Developers at Haptik built the infrastructure behind the Haptik app directly on the AWS Cloud. The software behind the Haptik app runs on Amazon Elastic Compute Cloud (Amazon EC2) instances. Alongside those instances is Amazon Relational Database Service (Amazon RDS), which supports multiple replicated MySQL databases. About 90 percent of the data in Haptik’s databases relates to customers, including data on customers’ use of the app’s services. Haptik has also developed its own machine-learning service, which runs on Amazon EC2 instances as well. As part of that service, Haptik uses Amazon Elasticsearch Service to power its Named Entity Recognition (NER) module which helps detect named entities from a user’s message. Today, the NER module has been open-sourced as the Chatbot NER.
Haptik uses Amazon CloudFront to provide caching of its regularly hit APIs, images, and various types of content, which in turn takes a load off their Amazon EC2 instances. The business also uses Amazon Simple Storage Service (Amazon S3), Standard-Infrequent Access and Reduced Redundancy Storage class to reduce storage costs.

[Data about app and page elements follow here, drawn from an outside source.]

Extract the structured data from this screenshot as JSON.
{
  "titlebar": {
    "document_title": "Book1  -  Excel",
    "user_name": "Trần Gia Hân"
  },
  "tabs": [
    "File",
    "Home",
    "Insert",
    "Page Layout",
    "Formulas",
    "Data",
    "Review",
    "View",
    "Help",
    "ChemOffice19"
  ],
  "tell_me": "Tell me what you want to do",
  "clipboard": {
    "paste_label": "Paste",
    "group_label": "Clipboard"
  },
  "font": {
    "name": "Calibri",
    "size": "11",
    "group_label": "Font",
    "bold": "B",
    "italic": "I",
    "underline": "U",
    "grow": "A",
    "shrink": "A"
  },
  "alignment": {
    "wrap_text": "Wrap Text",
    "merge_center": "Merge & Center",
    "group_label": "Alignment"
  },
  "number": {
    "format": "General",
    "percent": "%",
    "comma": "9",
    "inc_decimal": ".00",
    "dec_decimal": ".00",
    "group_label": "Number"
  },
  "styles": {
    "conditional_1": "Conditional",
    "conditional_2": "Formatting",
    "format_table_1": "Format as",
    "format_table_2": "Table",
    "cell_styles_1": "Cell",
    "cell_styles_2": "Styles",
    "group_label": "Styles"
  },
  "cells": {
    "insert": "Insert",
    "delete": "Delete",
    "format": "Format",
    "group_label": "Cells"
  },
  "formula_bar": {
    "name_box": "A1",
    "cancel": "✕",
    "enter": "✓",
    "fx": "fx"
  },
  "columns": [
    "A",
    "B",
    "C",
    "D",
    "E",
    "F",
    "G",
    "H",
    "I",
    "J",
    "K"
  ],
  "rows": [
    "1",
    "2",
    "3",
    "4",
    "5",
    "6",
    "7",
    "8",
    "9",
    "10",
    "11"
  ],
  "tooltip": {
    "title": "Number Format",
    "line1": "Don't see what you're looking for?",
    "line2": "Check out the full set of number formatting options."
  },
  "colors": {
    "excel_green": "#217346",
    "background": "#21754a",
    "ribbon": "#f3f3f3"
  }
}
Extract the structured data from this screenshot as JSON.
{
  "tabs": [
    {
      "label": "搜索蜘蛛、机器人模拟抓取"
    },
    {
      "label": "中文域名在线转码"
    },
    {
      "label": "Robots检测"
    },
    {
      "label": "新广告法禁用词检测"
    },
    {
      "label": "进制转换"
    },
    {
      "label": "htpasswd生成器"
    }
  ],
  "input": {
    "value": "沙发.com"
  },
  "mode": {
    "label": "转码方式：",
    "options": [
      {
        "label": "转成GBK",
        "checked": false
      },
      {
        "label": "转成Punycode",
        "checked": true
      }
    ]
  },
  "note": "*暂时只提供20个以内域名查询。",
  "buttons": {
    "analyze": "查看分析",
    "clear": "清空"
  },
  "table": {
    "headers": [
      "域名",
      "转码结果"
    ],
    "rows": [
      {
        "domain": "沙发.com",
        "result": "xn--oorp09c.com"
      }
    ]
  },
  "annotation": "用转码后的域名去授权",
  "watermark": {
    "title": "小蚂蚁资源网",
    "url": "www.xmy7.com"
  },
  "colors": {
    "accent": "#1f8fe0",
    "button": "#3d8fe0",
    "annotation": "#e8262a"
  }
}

Recently, Haptik incorporated Amazon Polly into the Haptik infrastructure. Amazon Polly turns text into lifelike speech. In effect, it lets developers build applications that can talk. The service also offers dozens of lifelike voices in multiple languages, thus also allowing developers to target audiences in a variety of countries. Says Jamwal, “When we were first introduced to Amazon Polly, we were already using text-to-speech technology. We integrated Amazon Polly into our test environment in less than one day—this is how easy AWS services are to work with. We found the performance of Amazon Polly was better than our previous solution, delivering a more lifelike experience.” Today, Amazon Polly is fully integrated into the Haptik production environment, supporting text-to-speech services within the reminder feature of the app.
Using AWS, Haptik avoided upfront costs of an on-premises solution. Over time, the company has also seen its IT savings increase thanks to innovations such as Amazon EC2 Spot Instances. The service allows AWS customers to bid on spare Amazon EC2 computing capacity. “We have reduced our compute costs by around 50 percent by using Amazon EC2 Spot Instances,” says Jamwal.
Haptik is also seeing 99.999 percent availability from its cloud infrastructure, ensuring Haptik customers have the best user experience from the app. In addition, Haptik has achieved this level of uptime at less management expense that an on-premises solution. Jamwal says, “If you compare the AWS Cloud with an on-premises infrastructure, you can gain a high level of uptime with 80 percent less management expense.”
Jamwal has no concerns that management time will increase as the AWS infrastructure grows. Currently, the number of app downloads is increasing month-on-month as more Indians choose Haptik as their personal assistant and as Haptik continues to develop its service. “AWS is helping us maintain a monthly user growth rate of more than 30%,” says Swapan Rajdev, co-founder and CTO of Haptik. “We’re achieving this rate of increase without additional IT management time while ensuring we have the agility to drive the development of our service to maximize customer loyalty and attract new customers.”